## Exercise prompt
Find every line in the records below that contains the word "time", and copy each such line.

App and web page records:
- Opening Delimiter -
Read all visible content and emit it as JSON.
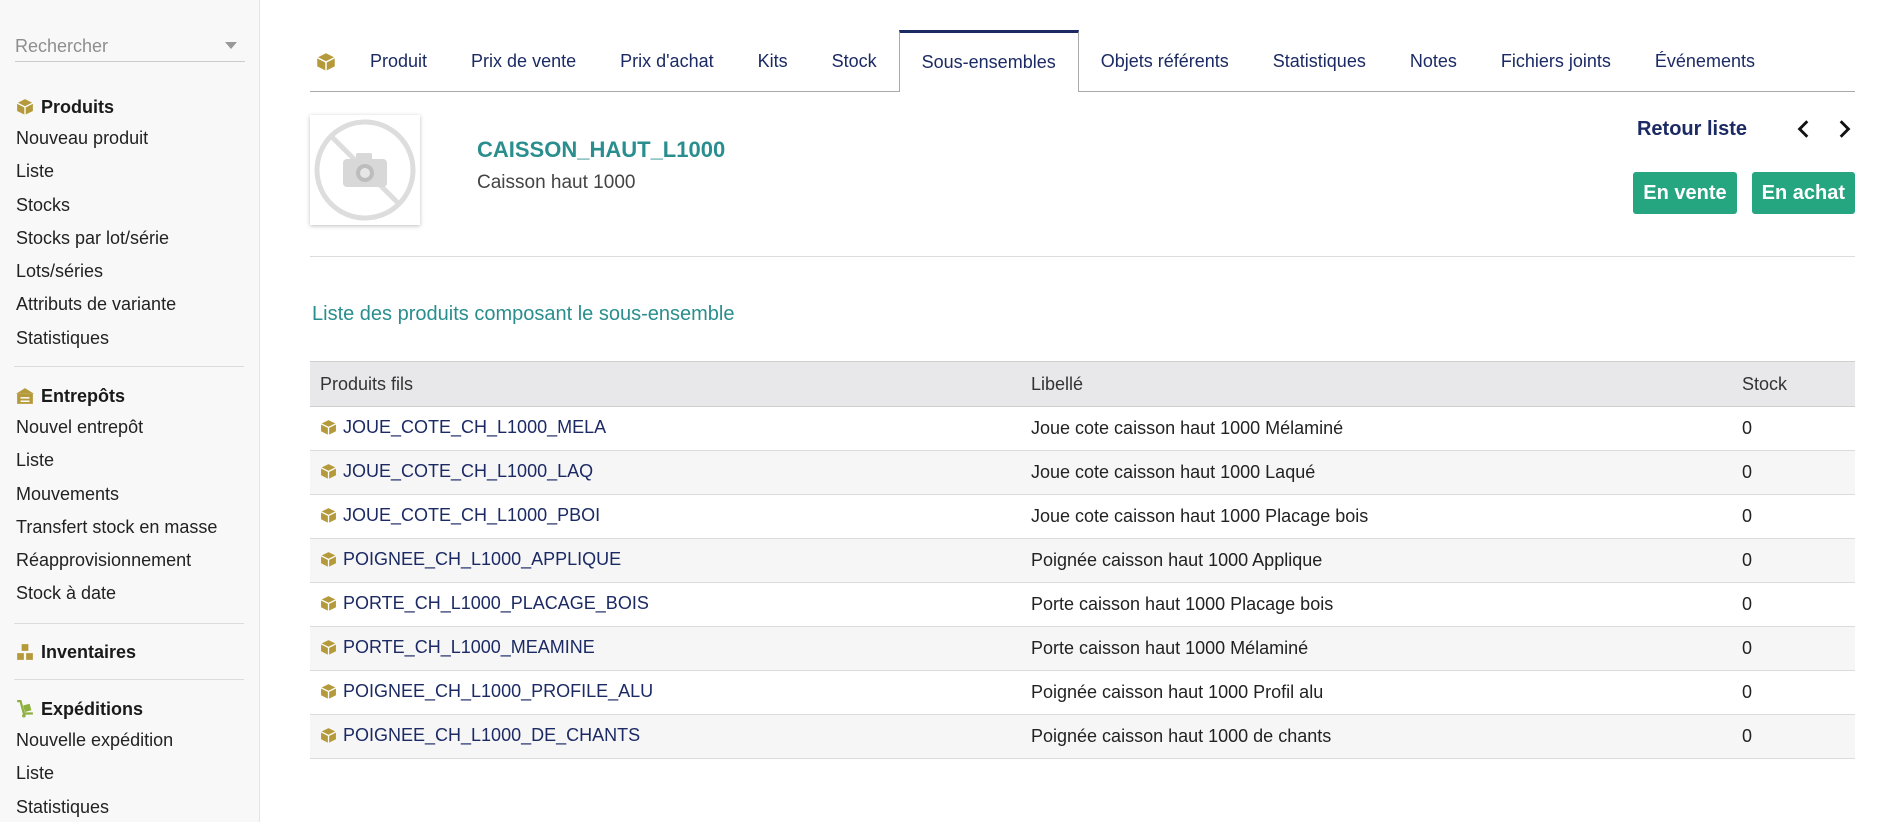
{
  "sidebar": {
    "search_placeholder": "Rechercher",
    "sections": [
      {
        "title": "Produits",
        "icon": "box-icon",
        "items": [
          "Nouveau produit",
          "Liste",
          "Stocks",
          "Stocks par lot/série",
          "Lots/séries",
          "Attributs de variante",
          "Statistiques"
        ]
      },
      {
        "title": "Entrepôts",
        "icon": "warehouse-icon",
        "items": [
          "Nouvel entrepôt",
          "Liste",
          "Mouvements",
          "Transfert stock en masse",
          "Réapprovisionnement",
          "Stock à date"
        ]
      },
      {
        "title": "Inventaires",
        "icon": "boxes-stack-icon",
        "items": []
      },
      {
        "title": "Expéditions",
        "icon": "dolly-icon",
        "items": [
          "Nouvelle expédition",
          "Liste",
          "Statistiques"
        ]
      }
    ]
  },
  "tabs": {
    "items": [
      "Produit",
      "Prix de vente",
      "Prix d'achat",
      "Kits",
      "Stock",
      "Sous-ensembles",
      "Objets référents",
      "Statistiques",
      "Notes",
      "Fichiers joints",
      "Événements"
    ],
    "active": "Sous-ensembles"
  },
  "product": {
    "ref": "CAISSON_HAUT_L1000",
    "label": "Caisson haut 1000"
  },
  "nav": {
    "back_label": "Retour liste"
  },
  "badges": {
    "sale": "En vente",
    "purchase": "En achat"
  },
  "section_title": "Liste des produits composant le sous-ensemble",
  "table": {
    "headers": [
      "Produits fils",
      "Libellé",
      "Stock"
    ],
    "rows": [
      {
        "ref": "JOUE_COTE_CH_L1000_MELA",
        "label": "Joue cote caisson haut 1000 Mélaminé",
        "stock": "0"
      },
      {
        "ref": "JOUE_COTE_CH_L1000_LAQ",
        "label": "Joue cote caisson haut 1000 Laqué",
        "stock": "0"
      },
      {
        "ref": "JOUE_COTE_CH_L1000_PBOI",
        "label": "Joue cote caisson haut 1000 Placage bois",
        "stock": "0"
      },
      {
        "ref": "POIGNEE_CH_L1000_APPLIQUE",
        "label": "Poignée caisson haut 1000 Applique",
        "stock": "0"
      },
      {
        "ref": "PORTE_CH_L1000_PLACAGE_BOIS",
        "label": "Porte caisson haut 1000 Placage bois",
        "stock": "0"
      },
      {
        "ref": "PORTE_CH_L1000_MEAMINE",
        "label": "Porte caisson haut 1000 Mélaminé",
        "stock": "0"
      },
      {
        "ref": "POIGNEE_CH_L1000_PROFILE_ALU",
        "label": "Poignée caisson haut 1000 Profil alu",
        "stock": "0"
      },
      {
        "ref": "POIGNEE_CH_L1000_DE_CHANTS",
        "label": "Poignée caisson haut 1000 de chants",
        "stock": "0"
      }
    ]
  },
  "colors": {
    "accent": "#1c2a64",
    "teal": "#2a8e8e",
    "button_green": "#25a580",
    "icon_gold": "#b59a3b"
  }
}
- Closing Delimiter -
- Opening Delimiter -
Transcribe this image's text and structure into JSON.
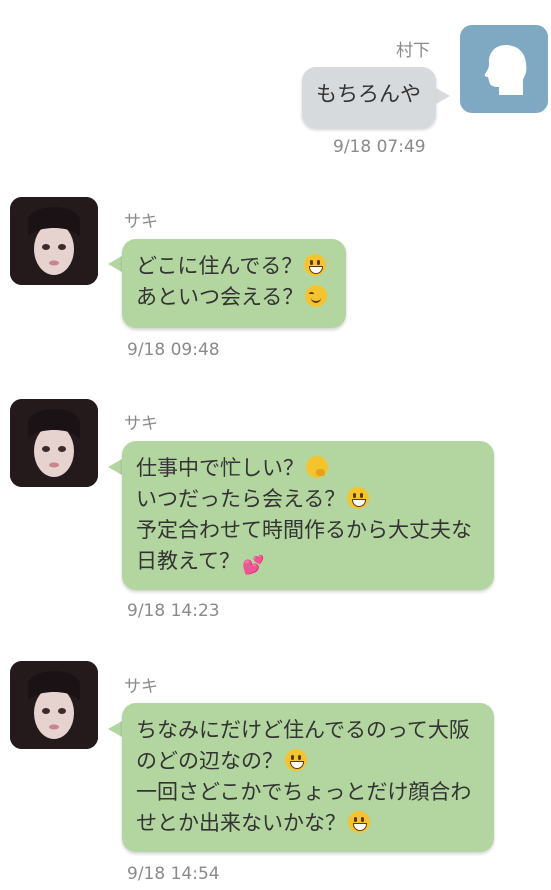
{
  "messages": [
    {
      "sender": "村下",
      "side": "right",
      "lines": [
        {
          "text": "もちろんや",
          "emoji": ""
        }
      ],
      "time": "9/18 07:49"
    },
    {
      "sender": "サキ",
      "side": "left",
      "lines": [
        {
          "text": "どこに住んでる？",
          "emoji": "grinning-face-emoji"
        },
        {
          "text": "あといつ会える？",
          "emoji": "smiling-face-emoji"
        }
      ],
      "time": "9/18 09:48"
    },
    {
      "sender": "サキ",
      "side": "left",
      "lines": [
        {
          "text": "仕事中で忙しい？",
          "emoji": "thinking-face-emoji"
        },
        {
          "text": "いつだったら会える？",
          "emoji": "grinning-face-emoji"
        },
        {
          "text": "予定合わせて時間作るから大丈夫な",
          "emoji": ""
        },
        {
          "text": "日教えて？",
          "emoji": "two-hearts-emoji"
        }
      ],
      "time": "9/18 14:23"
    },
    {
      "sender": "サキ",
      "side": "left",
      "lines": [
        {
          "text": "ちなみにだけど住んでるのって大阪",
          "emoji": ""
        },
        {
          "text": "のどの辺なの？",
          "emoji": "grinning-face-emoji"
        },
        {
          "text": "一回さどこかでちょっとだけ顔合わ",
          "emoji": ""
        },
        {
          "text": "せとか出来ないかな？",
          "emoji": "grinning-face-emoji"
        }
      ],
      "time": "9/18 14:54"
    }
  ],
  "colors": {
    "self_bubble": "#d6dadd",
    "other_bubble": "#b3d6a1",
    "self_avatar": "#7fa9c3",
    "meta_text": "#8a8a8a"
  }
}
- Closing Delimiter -
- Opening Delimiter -
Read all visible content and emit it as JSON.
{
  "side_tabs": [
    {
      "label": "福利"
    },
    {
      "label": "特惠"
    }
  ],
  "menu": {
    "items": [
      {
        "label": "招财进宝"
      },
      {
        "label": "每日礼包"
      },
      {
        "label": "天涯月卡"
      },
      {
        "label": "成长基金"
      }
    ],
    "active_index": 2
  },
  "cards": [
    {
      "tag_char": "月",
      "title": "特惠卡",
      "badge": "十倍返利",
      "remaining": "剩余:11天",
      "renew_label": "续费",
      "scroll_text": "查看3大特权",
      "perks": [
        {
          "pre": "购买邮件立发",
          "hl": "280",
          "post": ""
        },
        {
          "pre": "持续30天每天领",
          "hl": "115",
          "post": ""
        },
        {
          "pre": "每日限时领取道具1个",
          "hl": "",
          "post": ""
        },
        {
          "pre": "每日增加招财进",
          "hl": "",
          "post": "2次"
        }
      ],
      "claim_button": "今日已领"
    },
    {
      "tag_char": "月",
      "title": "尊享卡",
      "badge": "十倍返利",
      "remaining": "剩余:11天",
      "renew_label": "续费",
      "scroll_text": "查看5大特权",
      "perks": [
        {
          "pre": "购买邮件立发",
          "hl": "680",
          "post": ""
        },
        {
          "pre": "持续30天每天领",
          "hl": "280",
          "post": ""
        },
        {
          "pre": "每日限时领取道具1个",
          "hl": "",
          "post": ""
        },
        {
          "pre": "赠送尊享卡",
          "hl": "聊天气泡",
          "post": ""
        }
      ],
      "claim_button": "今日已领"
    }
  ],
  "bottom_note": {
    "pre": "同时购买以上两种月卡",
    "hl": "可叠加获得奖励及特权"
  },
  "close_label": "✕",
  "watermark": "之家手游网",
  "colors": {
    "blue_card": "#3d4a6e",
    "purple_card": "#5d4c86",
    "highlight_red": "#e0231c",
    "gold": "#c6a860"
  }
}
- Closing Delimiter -
## Output of the task
      "time": "9/18 07:49"
      "time": "9/18 09:48"
      "time": "9/18 14:23"
      "time": "9/18 14:54"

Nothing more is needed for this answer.